#### ASSIGNMENT:
Search the data below for the string "stop" and copy all lines where it shows up.
-------- RECORDS TO PROCESS
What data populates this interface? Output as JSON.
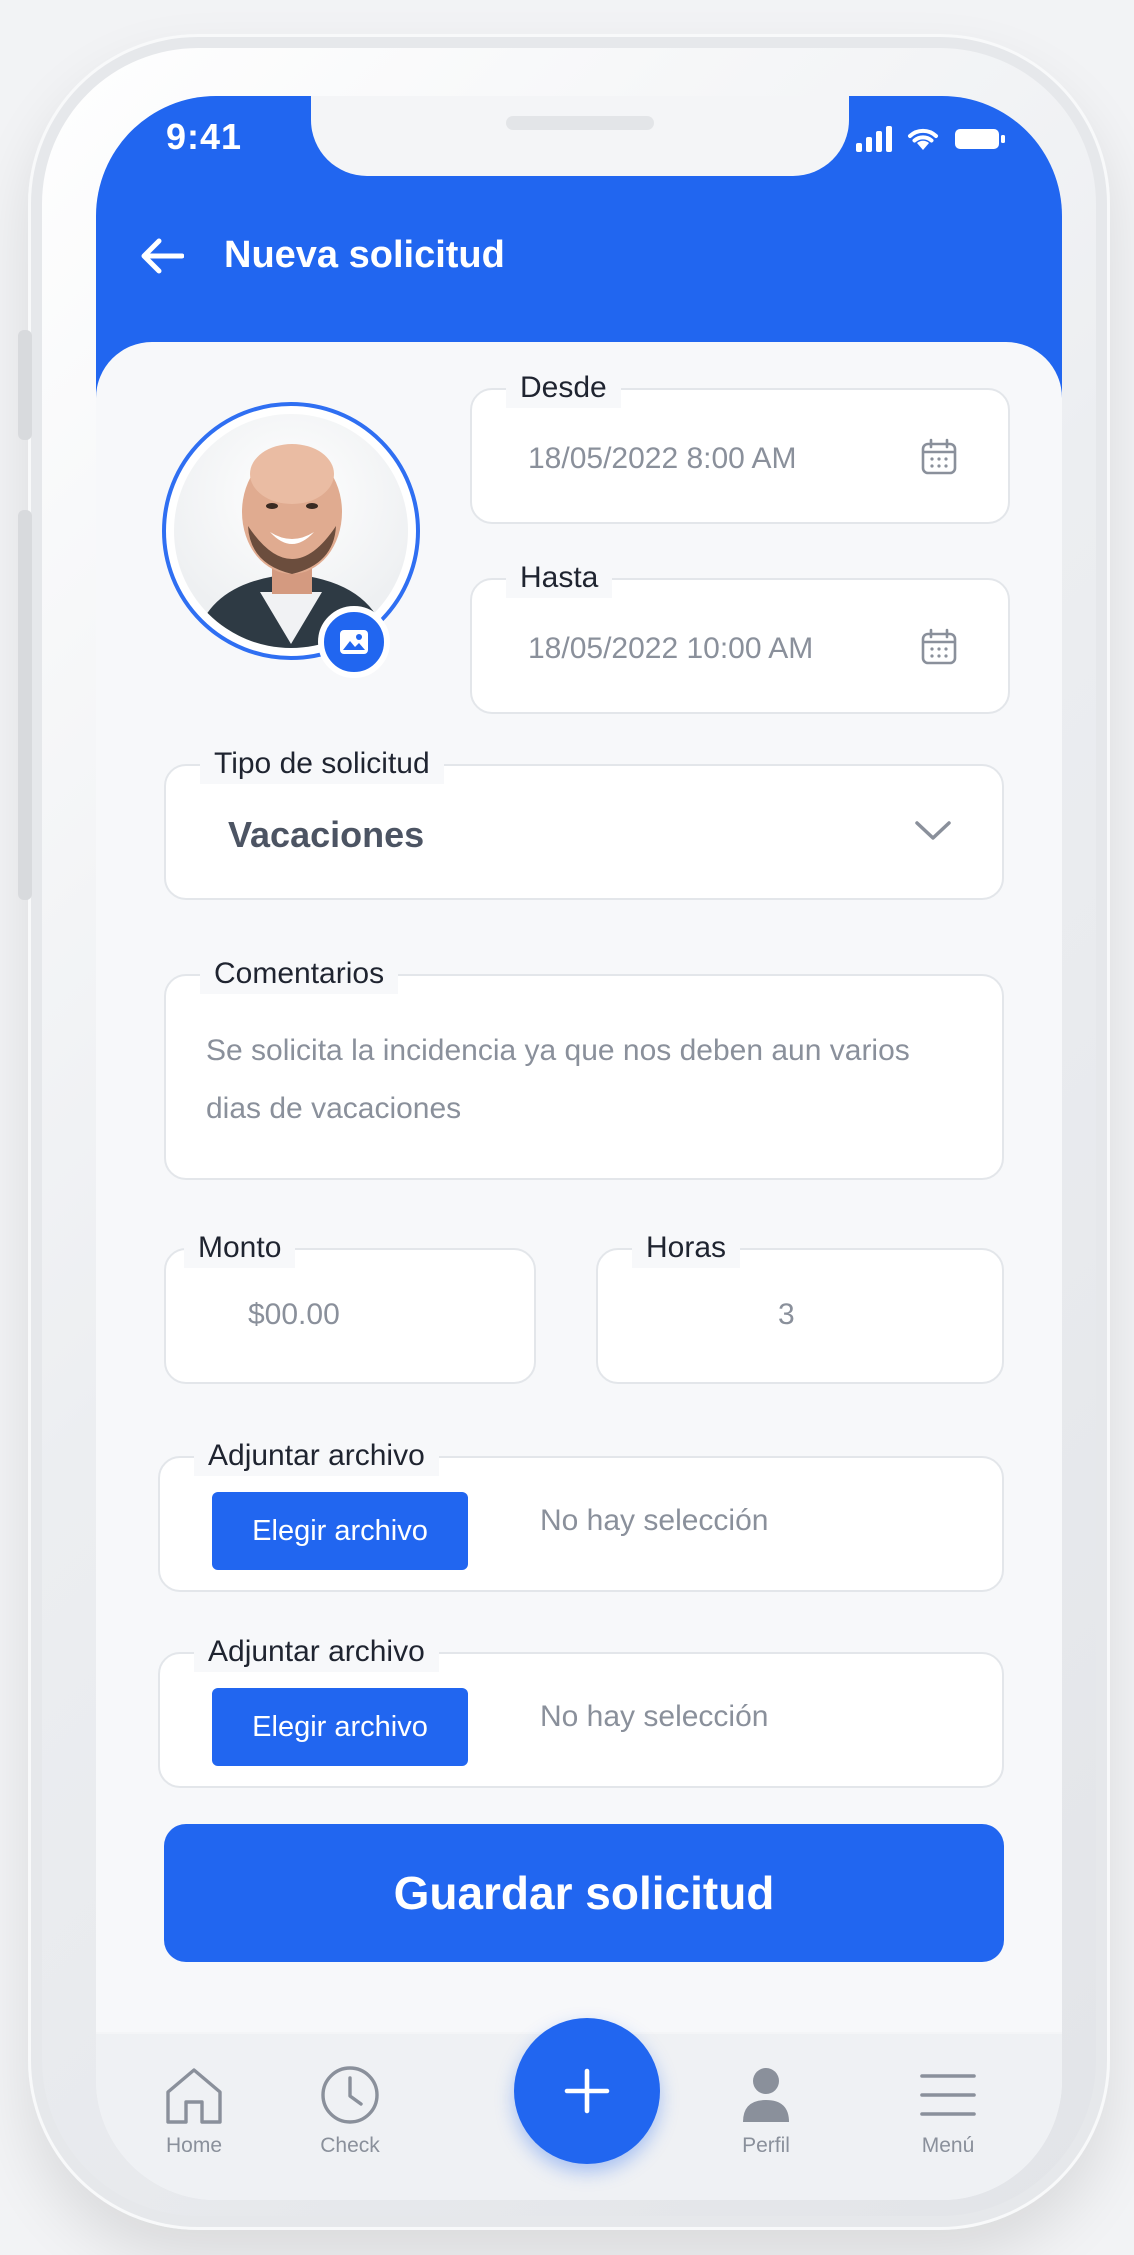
{
  "status_bar": {
    "time": "9:41"
  },
  "header": {
    "title": "Nueva solicitud"
  },
  "form": {
    "desde": {
      "label": "Desde",
      "value": "18/05/2022 8:00 AM"
    },
    "hasta": {
      "label": "Hasta",
      "value": "18/05/2022 10:00 AM"
    },
    "tipo": {
      "label": "Tipo de solicitud",
      "value": "Vacaciones"
    },
    "comentarios": {
      "label": "Comentarios",
      "value": "Se solicita la incidencia ya que nos deben aun varios dias de vacaciones"
    },
    "monto": {
      "label": "Monto",
      "value": "$00.00"
    },
    "horas": {
      "label": "Horas",
      "value": "3"
    },
    "adjunto1": {
      "label": "Adjuntar archivo",
      "button": "Elegir archivo",
      "status": "No hay selección"
    },
    "adjunto2": {
      "label": "Adjuntar archivo",
      "button": "Elegir archivo",
      "status": "No hay selección"
    },
    "submit_label": "Guardar solicitud"
  },
  "bottom_nav": {
    "items": [
      {
        "label": "Home",
        "icon": "home-icon"
      },
      {
        "label": "Check",
        "icon": "clock-icon"
      },
      {
        "label": "",
        "icon": "plus-icon"
      },
      {
        "label": "Perfil",
        "icon": "user-icon"
      },
      {
        "label": "Menú",
        "icon": "menu-icon"
      }
    ]
  },
  "colors": {
    "primary": "#2166f0",
    "background": "#f4f5f7",
    "text_muted": "#8a909b"
  }
}
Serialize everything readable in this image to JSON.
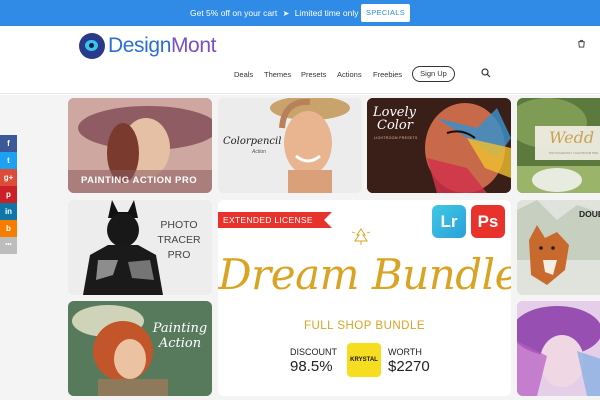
{
  "promo": {
    "text_before": "Get 5% off on your cart",
    "text_after": "Limited time only",
    "button": "SPECIALS"
  },
  "header": {
    "logo": {
      "part1": "Design",
      "part2": "Mont"
    },
    "nav": [
      "Deals",
      "Themes",
      "Presets",
      "Actions",
      "Freebies"
    ],
    "signup": "Sign Up"
  },
  "tiles": {
    "painting_action_pro": "PAINTING ACTION PRO",
    "colorpencil": {
      "title": "Colorpencil",
      "sub": "Action"
    },
    "lovely_color": {
      "l1": "Lovely",
      "l2": "Color",
      "sub": "LIGHTROOM PRESETS"
    },
    "wedding": {
      "title": "Wedd",
      "sub": "PHOTOGRAPHY LIGHTROOM PRE"
    },
    "photo_tracer": {
      "l1": "PHOTO",
      "l2": "TRACER",
      "l3": "PRO"
    },
    "dream_bundle": {
      "ribbon": "EXTENDED LICENSE",
      "badge_lr": "Lr",
      "badge_ps": "Ps",
      "title": "Dream Bundle",
      "subtitle": "FULL SHOP BUNDLE",
      "discount_label": "DISCOUNT",
      "discount_value": "98.5%",
      "brand": "KRYSTAL",
      "worth_label": "WORTH",
      "worth_value": "$2270"
    },
    "double": {
      "title": "DOUB"
    },
    "painting_action": {
      "l1": "Painting",
      "l2": "Action"
    }
  },
  "social": [
    "f",
    "t",
    "g+",
    "p",
    "in",
    "b",
    "•••"
  ],
  "colors": {
    "promo_bg": "#2f8be6",
    "accent_red": "#e8332d",
    "gold": "#d9a423",
    "krystal_yellow": "#f7dd20"
  }
}
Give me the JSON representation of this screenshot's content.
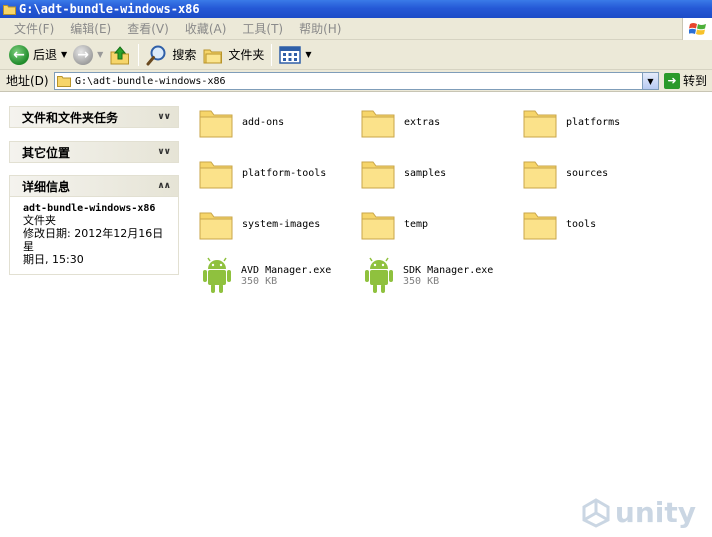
{
  "window": {
    "title": "G:\\adt-bundle-windows-x86"
  },
  "menu": {
    "items": [
      "文件(F)",
      "编辑(E)",
      "查看(V)",
      "收藏(A)",
      "工具(T)",
      "帮助(H)"
    ]
  },
  "toolbar": {
    "back_label": "后退",
    "search_label": "搜索",
    "folders_label": "文件夹"
  },
  "address": {
    "label": "地址(D)",
    "value": "G:\\adt-bundle-windows-x86",
    "go_label": "转到"
  },
  "taskpane": {
    "file_tasks": "文件和文件夹任务",
    "other_places": "其它位置",
    "details": {
      "title": "详细信息",
      "name": "adt-bundle-windows-x86",
      "type": "文件夹",
      "modified_line1": "修改日期: 2012年12月16日星",
      "modified_line2": "期日, 15:30"
    }
  },
  "files": {
    "folders": [
      "add-ons",
      "extras",
      "platforms",
      "platform-tools",
      "samples",
      "sources",
      "system-images",
      "temp",
      "tools"
    ],
    "exes": [
      {
        "name": "AVD Manager.exe",
        "size": "350 KB"
      },
      {
        "name": "SDK Manager.exe",
        "size": "350 KB"
      }
    ]
  },
  "watermark": {
    "text": "unity"
  },
  "colors": {
    "titlebar": "#2559d6",
    "chrome": "#ece9d8",
    "folder": "#f6d56a",
    "android": "#8fc13e"
  }
}
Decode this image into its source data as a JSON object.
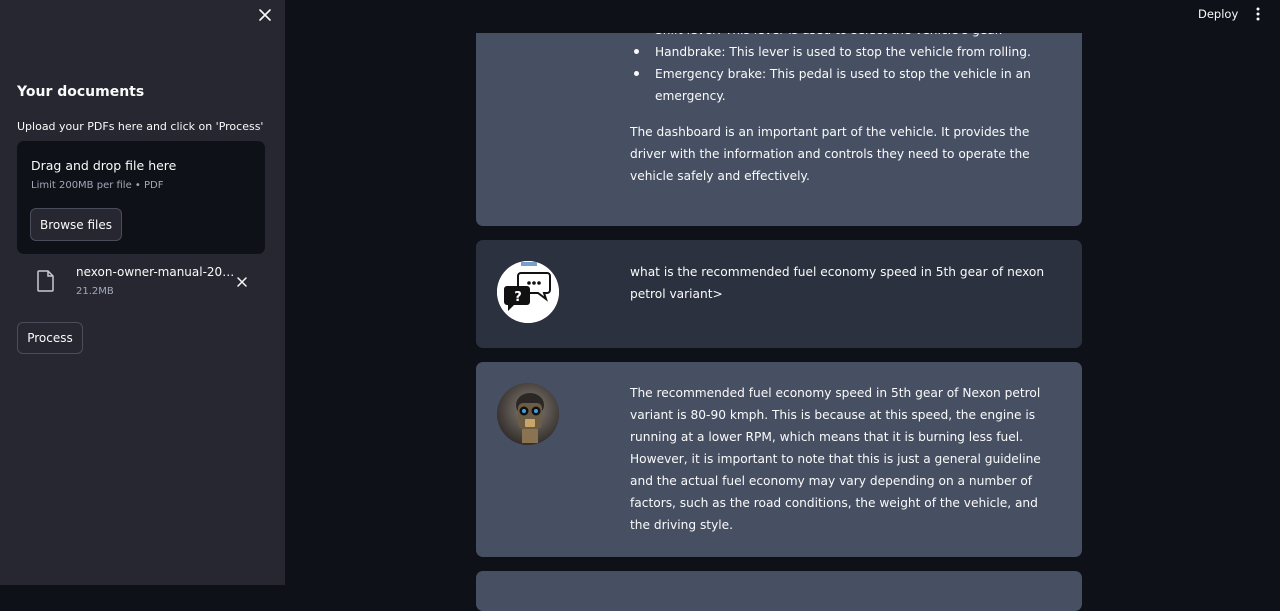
{
  "sidebar": {
    "title": "Your documents",
    "upload_label": "Upload your PDFs here and click on 'Process'",
    "dropzone": {
      "title": "Drag and drop file here",
      "limit": "Limit 200MB per file • PDF",
      "browse_label": "Browse files"
    },
    "file": {
      "name": "nexon-owner-manual-20…",
      "size": "21.2MB"
    },
    "process_label": "Process"
  },
  "header": {
    "deploy_label": "Deploy"
  },
  "chat": {
    "message1": {
      "cut_line": "Shift lever: This lever is used to select the vehicle's gear.",
      "bullets": [
        "Handbrake: This lever is used to stop the vehicle from rolling.",
        "Emergency brake: This pedal is used to stop the vehicle in an emergency."
      ],
      "paragraph": "The dashboard is an important part of the vehicle. It provides the driver with the information and controls they need to operate the vehicle safely and effectively."
    },
    "message2": {
      "text": "what is the recommended fuel economy speed in 5th gear of nexon petrol variant>"
    },
    "message3": {
      "text": "The recommended fuel economy speed in 5th gear of Nexon petrol variant is 80-90 kmph. This is because at this speed, the engine is running at a lower RPM, which means that it is burning less fuel. However, it is important to note that this is just a general guideline and the actual fuel economy may vary depending on a number of factors, such as the road conditions, the weight of the vehicle, and the driving style."
    }
  },
  "colors": {
    "sidebar_bg": "#262730",
    "main_bg": "#0e1117",
    "bot_message_bg": "#475063",
    "user_message_bg": "#2b313e"
  }
}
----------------
#### OUTPUT FOR THIS TASK:
        "Handbrake: This lever is used to stop the vehicle from rolling.",
        "Emergency brake: This pedal is used to stop the vehicle in an emergency."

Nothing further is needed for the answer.